▶ Your assignment: Show all lines from the data that include the word "JSON".

▶ Records provided:
---*---

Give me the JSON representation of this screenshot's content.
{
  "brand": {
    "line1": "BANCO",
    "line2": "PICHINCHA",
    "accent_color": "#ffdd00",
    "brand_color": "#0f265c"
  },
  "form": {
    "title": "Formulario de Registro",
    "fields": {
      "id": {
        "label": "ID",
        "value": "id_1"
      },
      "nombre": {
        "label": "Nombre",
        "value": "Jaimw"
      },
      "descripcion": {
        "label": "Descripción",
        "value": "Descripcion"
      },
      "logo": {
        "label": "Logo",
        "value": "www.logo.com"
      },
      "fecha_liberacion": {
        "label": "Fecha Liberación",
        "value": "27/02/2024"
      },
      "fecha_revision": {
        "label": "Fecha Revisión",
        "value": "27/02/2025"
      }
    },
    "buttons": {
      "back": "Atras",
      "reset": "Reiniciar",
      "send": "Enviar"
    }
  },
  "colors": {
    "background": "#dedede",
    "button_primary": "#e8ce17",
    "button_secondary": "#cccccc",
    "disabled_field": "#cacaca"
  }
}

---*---

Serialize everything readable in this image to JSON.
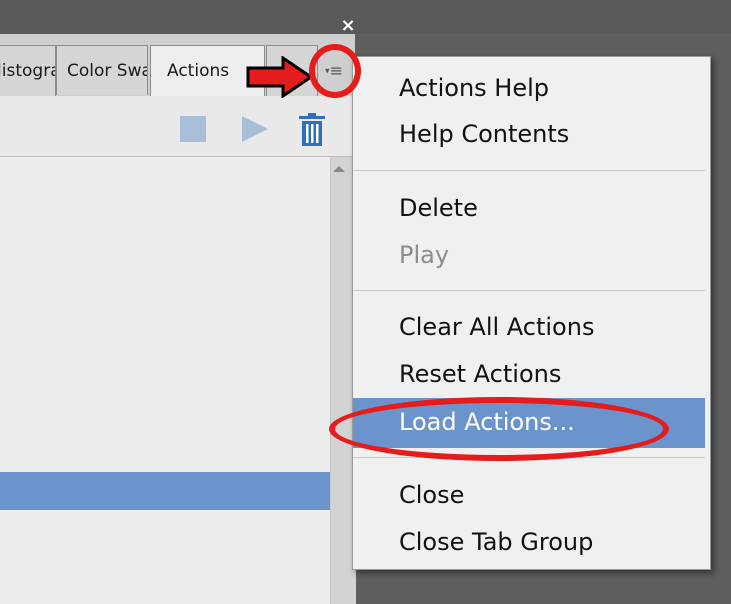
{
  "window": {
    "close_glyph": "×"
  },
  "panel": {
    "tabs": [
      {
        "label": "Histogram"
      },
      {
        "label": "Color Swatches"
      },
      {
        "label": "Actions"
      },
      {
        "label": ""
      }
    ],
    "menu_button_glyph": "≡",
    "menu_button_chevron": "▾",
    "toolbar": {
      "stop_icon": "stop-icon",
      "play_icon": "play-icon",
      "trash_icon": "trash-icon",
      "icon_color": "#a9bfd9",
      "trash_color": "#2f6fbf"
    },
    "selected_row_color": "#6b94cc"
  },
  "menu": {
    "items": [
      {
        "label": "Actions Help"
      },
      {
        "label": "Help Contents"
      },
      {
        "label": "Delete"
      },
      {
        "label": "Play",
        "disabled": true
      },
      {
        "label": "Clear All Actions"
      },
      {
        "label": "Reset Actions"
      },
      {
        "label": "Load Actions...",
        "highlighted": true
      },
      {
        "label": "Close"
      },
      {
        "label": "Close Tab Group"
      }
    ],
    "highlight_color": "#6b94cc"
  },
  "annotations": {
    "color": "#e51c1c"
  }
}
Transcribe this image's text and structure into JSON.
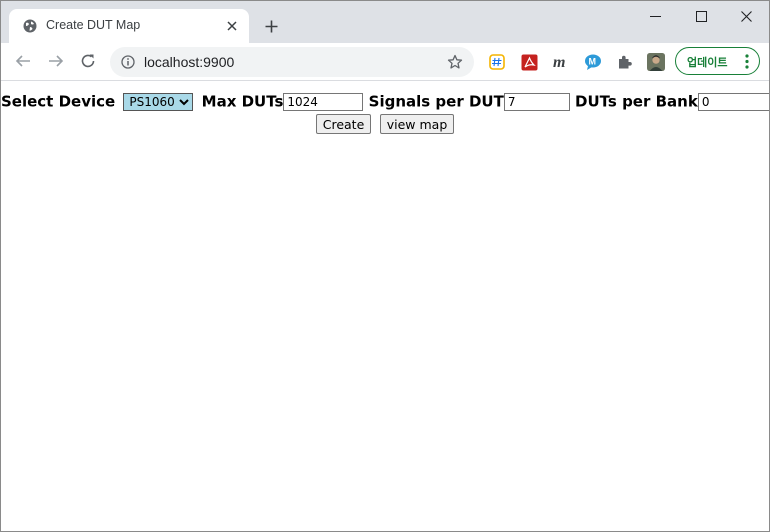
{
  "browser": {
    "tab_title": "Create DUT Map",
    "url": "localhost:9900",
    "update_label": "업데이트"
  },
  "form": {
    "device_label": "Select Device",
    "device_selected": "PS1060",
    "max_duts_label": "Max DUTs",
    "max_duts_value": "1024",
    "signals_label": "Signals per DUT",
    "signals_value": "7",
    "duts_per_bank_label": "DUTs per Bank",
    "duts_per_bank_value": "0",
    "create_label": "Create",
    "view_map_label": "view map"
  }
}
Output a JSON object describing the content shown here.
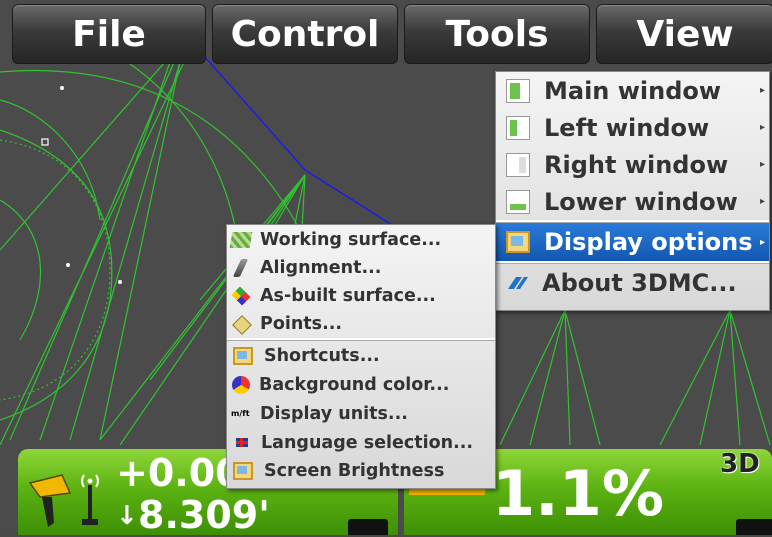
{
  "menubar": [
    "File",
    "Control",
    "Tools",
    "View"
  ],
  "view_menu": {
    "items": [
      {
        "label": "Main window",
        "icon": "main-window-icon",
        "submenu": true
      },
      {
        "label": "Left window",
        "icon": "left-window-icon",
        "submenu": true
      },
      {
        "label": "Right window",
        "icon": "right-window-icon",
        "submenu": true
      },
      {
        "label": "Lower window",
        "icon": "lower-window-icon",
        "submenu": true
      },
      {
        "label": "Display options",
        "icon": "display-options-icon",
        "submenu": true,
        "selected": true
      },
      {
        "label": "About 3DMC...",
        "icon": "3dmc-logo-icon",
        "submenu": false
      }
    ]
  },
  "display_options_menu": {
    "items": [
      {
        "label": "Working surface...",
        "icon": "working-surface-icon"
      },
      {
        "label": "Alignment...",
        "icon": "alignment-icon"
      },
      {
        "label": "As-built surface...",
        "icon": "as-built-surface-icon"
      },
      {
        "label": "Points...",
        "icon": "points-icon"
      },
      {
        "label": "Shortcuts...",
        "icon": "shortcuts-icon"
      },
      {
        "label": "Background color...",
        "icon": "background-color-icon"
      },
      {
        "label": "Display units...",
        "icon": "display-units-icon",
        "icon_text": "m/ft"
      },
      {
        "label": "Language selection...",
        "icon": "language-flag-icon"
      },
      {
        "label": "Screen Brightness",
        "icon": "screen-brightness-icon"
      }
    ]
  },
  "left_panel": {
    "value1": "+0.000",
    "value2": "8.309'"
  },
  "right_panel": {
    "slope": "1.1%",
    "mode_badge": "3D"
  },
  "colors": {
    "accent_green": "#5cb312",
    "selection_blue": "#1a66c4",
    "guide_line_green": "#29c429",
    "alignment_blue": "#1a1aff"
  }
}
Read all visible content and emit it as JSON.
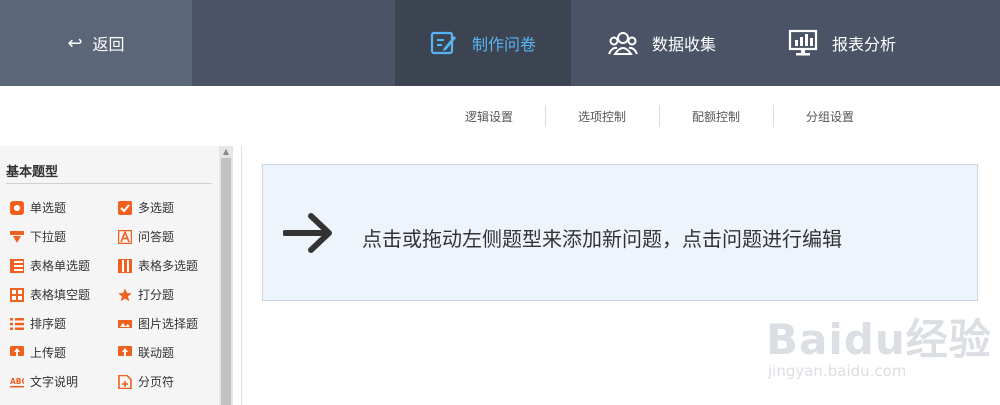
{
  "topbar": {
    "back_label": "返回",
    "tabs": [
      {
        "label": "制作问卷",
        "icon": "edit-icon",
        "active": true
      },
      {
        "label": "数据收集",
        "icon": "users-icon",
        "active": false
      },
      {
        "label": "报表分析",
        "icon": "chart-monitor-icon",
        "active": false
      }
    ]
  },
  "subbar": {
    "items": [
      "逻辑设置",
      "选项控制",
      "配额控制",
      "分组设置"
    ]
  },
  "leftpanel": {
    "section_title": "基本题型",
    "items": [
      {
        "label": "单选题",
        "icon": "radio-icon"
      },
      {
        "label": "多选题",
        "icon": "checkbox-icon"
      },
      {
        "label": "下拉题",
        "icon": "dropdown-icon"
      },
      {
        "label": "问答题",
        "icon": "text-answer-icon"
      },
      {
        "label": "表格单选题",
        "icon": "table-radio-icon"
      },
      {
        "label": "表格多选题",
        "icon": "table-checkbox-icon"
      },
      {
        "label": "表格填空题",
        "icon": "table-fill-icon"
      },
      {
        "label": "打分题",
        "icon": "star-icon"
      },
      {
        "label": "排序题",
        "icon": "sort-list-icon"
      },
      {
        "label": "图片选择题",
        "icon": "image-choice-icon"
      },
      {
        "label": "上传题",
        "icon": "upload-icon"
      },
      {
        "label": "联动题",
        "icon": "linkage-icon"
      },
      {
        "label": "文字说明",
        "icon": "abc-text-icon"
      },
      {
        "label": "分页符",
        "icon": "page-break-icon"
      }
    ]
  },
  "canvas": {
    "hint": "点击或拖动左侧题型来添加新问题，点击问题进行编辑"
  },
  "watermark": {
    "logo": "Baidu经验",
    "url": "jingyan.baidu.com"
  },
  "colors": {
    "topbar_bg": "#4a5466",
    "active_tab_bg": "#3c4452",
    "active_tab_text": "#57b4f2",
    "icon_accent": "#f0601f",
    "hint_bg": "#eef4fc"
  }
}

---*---

▶ Task result:
Give me the JSON representation of this screenshot's content.
Serialize everything readable in this image to JSON.
Transcribe this image's text and structure into JSON.
Output a JSON object describing the content shown here.
Read all visible content and emit it as JSON.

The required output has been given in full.